* TRY IT: The answer must restate every entry below word for word.

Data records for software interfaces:
= = = = =

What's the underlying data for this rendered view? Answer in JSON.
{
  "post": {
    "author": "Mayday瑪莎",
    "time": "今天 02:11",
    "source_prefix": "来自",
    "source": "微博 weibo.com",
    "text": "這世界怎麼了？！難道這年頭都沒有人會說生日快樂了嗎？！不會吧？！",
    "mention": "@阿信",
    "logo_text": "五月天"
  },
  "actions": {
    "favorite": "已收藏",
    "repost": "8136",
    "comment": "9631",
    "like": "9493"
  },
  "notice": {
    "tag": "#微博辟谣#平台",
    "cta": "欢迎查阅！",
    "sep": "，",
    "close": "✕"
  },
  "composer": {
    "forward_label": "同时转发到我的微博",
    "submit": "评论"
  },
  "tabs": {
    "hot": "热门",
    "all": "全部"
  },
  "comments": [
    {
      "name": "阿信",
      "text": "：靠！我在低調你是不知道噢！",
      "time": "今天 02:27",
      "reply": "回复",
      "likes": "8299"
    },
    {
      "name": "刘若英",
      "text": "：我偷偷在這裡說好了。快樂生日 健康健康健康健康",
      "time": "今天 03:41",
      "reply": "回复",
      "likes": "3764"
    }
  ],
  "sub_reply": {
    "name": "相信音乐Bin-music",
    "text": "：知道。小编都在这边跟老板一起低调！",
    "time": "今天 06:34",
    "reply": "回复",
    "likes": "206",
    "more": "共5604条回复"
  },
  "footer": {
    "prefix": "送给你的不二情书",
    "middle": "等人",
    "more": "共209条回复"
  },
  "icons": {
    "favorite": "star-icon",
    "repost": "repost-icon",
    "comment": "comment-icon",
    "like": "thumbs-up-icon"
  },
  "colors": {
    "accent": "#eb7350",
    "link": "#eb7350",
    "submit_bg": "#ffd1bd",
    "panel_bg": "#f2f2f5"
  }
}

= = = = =

* TASK RESPONSE:
What's the underlying data for this rendered view? Answer in JSON.
{
  "post": {
    "author": "Mayday瑪莎",
    "time": "今天 02:11",
    "source_prefix": "来自",
    "source": "微博 weibo.com",
    "text": "這世界怎麼了？！難道這年頭都沒有人會說生日快樂了嗎？！不會吧？！",
    "mention": "@阿信",
    "logo_text": "五月天"
  },
  "actions": {
    "favorite": "已收藏",
    "repost": "8136",
    "comment": "9631",
    "like": "9493"
  },
  "notice": {
    "tag": "#微博辟谣#平台",
    "cta": "欢迎查阅！",
    "sep": "，",
    "close": "✕"
  },
  "composer": {
    "forward_label": "同时转发到我的微博",
    "submit": "评论"
  },
  "tabs": {
    "hot": "热门",
    "all": "全部"
  },
  "comments": [
    {
      "name": "阿信",
      "text": "：靠！我在低調你是不知道噢！",
      "time": "今天 02:27",
      "reply": "回复",
      "likes": "8299"
    },
    {
      "name": "刘若英",
      "text": "：我偷偷在這裡說好了。快樂生日 健康健康健康健康",
      "time": "今天 03:41",
      "reply": "回复",
      "likes": "3764"
    }
  ],
  "sub_reply": {
    "name": "相信音乐Bin-music",
    "text": "：知道。小编都在这边跟老板一起低调！",
    "time": "今天 06:34",
    "reply": "回复",
    "likes": "206",
    "more": "共5604条回复"
  },
  "footer": {
    "prefix": "送给你的不二情书",
    "middle": "等人",
    "more": "共209条回复"
  },
  "icons": {
    "favorite": "star-icon",
    "repost": "repost-icon",
    "comment": "comment-icon",
    "like": "thumbs-up-icon"
  },
  "colors": {
    "accent": "#eb7350",
    "link": "#eb7350",
    "submit_bg": "#ffd1bd",
    "panel_bg": "#f2f2f5"
  }
}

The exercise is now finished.